**RECORDED INFORMATION:**
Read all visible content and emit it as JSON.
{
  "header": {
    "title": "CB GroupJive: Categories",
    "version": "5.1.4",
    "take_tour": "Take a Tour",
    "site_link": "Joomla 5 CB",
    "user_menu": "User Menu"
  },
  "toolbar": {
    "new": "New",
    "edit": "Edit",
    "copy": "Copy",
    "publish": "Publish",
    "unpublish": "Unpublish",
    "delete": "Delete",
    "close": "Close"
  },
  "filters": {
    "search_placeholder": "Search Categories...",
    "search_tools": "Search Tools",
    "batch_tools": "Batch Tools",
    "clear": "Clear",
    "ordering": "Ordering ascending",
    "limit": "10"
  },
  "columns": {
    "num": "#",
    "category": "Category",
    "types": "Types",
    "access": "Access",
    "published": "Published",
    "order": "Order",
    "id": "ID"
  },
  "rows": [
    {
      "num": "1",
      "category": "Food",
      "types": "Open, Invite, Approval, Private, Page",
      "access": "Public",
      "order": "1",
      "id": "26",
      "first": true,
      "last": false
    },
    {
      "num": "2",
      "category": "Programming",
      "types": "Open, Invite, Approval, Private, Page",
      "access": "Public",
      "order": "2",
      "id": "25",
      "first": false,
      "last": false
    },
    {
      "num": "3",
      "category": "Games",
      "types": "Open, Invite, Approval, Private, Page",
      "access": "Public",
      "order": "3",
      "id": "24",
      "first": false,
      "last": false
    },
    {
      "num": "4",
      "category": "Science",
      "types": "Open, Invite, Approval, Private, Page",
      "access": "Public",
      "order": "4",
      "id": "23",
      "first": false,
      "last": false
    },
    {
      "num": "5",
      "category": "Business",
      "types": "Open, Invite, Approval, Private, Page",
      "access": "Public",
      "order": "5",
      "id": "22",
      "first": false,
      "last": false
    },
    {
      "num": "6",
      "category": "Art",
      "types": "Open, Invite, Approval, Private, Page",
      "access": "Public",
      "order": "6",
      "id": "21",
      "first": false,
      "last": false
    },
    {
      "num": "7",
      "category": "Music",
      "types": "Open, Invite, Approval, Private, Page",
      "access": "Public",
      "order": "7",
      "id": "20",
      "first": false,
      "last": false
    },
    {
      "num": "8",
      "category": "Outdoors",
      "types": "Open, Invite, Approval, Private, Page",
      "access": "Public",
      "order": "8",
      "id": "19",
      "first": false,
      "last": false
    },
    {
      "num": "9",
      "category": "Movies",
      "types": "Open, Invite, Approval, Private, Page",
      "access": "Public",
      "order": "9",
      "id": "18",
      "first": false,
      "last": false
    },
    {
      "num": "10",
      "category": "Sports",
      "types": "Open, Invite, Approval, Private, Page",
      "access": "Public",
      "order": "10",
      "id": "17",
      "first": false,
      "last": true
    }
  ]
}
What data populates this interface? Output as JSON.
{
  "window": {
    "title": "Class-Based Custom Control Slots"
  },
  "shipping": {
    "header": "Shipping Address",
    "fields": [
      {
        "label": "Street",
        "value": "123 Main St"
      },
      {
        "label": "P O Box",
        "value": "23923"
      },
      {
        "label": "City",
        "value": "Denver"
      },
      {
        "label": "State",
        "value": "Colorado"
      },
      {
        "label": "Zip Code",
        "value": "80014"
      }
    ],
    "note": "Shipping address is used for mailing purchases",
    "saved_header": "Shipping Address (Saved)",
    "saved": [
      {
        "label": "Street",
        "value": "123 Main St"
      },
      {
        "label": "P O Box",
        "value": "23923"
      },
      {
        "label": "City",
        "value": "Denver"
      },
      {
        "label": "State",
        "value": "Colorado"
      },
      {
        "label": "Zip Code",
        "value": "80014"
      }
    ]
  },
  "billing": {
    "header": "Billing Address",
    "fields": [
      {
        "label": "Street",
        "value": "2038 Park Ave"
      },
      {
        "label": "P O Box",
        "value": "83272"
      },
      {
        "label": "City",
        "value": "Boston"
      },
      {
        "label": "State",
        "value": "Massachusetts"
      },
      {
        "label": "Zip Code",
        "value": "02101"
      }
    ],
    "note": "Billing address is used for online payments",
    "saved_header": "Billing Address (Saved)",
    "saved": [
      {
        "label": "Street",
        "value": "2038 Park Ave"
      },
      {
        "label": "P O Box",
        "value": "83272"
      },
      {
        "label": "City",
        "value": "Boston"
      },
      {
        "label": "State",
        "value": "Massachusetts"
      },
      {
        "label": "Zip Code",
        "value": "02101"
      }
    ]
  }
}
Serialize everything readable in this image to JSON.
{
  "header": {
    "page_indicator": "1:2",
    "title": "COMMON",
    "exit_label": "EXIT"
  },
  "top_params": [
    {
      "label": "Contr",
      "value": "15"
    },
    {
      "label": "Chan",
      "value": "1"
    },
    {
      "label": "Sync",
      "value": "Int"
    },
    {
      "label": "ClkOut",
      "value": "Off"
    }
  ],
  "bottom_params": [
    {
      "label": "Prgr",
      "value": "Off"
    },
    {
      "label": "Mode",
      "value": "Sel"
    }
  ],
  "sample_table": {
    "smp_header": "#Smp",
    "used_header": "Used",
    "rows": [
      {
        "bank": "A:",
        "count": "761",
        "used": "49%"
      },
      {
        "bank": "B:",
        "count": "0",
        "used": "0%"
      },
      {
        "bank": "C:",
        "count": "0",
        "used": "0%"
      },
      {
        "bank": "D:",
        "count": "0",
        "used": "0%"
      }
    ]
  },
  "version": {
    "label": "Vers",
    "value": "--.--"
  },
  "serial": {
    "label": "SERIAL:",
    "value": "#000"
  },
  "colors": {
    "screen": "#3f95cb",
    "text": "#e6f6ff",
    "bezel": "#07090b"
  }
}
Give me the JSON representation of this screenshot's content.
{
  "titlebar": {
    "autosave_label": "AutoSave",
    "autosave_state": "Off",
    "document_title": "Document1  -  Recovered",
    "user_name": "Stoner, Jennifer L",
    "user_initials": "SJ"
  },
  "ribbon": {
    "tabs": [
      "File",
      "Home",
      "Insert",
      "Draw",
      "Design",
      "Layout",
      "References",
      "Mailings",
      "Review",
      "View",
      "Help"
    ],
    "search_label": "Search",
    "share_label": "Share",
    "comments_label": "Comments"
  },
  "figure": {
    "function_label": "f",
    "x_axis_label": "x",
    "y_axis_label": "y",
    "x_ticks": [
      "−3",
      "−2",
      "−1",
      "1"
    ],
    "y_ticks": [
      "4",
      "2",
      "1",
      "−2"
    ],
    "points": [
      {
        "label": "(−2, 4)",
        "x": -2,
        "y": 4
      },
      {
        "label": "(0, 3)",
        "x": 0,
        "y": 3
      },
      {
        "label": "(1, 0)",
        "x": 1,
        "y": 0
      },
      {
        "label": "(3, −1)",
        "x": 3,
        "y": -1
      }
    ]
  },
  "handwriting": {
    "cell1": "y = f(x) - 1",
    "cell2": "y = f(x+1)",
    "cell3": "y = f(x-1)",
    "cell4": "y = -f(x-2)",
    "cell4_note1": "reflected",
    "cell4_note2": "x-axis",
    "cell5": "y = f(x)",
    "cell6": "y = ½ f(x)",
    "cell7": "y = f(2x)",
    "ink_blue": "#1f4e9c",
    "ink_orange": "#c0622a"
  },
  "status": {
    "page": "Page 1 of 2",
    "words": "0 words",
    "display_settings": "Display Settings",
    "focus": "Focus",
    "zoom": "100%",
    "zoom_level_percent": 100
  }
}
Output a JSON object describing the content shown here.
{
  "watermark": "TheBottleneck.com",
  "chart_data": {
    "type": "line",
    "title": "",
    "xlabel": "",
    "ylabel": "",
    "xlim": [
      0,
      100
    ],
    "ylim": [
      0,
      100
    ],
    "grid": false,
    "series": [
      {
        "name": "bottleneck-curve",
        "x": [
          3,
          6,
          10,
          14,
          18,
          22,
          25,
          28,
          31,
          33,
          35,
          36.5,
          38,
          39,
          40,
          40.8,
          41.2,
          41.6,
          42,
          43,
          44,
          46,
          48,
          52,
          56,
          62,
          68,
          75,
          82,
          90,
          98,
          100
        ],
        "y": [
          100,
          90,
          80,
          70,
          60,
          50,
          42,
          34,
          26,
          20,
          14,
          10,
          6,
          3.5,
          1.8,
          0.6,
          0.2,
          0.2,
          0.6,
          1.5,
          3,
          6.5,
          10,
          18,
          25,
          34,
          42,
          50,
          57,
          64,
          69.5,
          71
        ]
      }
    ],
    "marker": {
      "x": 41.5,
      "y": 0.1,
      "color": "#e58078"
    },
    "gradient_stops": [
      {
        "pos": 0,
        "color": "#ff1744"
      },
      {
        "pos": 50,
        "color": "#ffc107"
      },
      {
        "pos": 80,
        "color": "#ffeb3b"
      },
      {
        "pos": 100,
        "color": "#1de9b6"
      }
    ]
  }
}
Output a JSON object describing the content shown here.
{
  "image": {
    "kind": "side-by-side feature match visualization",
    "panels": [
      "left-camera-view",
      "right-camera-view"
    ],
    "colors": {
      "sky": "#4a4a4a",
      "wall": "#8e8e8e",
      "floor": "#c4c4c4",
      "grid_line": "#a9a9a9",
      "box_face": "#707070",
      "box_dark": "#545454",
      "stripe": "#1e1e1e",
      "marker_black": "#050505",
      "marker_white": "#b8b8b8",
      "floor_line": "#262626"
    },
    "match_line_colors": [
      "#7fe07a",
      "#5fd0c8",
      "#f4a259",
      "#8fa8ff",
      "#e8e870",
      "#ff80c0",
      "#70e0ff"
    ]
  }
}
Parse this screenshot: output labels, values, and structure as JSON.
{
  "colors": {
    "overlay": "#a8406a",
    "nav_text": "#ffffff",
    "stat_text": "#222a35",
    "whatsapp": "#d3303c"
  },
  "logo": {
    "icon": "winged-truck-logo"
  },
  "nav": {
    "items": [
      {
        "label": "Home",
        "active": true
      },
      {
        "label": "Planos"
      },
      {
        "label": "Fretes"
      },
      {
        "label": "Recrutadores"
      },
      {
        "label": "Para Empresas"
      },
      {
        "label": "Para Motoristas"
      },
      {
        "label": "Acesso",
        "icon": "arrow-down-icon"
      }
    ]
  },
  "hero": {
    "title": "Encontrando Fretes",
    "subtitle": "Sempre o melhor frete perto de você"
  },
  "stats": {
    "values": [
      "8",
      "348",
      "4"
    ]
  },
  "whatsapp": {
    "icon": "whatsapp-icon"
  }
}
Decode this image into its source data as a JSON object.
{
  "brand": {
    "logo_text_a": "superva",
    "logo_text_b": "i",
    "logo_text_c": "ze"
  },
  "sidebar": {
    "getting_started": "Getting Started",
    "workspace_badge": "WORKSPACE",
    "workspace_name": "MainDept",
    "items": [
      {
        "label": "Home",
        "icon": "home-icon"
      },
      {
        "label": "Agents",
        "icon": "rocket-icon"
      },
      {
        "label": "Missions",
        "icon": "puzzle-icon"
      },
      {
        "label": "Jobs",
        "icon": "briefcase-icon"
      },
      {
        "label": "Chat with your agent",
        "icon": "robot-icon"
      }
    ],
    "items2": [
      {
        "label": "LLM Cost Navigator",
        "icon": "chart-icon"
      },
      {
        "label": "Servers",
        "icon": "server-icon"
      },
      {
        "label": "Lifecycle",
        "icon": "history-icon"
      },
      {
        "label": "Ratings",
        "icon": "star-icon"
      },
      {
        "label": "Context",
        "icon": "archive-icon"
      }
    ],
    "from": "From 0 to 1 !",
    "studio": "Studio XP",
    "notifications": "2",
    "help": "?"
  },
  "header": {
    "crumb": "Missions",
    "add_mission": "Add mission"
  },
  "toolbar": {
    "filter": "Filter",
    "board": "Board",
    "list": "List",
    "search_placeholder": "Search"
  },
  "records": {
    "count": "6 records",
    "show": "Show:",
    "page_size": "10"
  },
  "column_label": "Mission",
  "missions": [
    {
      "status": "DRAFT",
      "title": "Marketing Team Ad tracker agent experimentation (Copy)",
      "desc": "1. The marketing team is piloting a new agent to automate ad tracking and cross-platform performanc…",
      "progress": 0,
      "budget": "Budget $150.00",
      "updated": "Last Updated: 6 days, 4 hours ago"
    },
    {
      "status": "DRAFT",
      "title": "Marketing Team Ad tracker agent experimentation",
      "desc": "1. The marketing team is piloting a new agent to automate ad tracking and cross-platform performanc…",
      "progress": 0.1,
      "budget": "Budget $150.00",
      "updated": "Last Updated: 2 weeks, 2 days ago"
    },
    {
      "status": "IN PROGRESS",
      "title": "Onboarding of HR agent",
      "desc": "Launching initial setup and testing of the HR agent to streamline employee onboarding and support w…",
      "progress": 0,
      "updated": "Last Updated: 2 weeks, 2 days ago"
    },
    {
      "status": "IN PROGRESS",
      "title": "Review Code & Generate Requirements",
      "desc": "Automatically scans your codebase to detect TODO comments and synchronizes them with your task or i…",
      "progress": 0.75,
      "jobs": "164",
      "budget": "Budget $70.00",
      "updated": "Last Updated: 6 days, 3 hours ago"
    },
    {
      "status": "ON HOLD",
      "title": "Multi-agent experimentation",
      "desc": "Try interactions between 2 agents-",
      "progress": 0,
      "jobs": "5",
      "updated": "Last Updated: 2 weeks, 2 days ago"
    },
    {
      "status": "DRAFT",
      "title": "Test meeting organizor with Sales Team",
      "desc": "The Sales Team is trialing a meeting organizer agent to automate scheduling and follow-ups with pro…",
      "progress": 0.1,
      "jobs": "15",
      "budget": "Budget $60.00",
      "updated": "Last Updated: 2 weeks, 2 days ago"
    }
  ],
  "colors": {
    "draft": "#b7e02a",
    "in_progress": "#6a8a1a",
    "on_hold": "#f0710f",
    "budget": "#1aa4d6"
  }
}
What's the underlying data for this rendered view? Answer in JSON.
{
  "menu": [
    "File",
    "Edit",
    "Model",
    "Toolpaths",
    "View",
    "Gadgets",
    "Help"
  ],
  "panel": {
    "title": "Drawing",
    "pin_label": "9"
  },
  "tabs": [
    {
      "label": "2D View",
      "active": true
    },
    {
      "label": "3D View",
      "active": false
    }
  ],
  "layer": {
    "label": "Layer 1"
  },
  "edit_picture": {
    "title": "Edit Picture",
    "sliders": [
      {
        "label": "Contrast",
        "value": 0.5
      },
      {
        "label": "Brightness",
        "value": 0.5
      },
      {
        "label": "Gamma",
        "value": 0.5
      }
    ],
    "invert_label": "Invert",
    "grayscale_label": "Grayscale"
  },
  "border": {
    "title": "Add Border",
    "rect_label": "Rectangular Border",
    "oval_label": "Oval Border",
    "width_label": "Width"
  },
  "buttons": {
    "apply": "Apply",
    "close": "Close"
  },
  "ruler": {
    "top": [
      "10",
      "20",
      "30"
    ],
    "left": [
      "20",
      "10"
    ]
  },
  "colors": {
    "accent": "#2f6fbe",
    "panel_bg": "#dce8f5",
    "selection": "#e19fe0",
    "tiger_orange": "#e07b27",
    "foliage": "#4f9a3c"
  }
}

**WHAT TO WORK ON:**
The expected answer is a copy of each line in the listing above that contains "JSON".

**RESPONSE FOR THIS EXERCISE:**
Read all visible content and emit it as JSON.
What data populates this interface? Output as JSON.
Serialize everything readable in this image to JSON.
Give me the JSON representation of this screenshot's content.
Output a JSON object describing the content shown here.
Output a JSON object describing the content shown here.
Parse this screenshot: output labels, values, and structure as JSON.
Decode this image into its source data as a JSON object.
What's the underlying data for this rendered view? Answer in JSON.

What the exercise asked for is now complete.